**Work required**
Look over the listing below and work out how many lines have the word "runtime". Write only that number.
[Opening Source data section]
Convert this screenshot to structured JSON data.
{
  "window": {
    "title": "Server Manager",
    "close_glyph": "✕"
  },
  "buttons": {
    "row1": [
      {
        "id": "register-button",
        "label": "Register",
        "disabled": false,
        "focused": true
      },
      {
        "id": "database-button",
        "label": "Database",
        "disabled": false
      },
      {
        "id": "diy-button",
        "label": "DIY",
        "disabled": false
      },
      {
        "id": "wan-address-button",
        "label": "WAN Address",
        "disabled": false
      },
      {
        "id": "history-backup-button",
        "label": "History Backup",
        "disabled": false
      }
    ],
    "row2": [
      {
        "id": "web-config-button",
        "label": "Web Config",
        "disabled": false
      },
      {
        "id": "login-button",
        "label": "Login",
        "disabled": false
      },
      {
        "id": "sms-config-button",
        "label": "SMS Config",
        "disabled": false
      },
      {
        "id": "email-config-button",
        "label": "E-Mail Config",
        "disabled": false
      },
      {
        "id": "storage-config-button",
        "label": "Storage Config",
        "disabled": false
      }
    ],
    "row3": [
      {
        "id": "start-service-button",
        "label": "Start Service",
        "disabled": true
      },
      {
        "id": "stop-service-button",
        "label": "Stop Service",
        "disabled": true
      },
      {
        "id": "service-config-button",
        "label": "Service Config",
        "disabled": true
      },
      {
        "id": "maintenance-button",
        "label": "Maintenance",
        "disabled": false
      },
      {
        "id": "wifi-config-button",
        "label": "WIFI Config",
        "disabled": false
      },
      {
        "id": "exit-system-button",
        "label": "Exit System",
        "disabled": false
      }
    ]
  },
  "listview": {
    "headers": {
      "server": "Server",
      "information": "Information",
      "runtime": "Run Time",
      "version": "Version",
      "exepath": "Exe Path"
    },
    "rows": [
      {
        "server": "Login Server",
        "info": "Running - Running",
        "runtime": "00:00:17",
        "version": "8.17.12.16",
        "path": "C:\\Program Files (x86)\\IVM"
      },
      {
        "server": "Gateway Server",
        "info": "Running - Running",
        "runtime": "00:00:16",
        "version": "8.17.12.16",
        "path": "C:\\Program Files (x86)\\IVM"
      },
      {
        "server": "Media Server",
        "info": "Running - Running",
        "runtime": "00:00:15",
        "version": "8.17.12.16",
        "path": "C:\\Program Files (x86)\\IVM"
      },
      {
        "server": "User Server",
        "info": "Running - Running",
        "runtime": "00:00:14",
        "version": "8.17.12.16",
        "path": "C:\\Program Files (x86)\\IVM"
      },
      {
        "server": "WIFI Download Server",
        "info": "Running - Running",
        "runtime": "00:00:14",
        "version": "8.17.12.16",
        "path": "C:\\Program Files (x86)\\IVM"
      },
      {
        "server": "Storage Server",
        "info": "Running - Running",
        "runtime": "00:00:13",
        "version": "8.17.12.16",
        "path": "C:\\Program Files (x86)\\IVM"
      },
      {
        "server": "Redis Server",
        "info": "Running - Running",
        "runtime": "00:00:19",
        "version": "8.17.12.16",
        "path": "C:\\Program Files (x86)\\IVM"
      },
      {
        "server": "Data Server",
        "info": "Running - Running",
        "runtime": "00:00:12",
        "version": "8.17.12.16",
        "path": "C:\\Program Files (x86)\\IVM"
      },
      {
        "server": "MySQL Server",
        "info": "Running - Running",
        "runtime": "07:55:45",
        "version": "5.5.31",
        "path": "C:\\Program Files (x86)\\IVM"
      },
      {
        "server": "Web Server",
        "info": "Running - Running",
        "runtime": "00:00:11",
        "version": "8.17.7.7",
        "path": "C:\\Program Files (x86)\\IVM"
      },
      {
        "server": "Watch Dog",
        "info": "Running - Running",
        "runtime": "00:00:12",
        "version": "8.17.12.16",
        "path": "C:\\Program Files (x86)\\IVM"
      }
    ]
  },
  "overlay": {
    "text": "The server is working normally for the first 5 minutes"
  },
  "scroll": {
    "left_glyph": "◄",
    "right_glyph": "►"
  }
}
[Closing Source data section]
**Result below**
12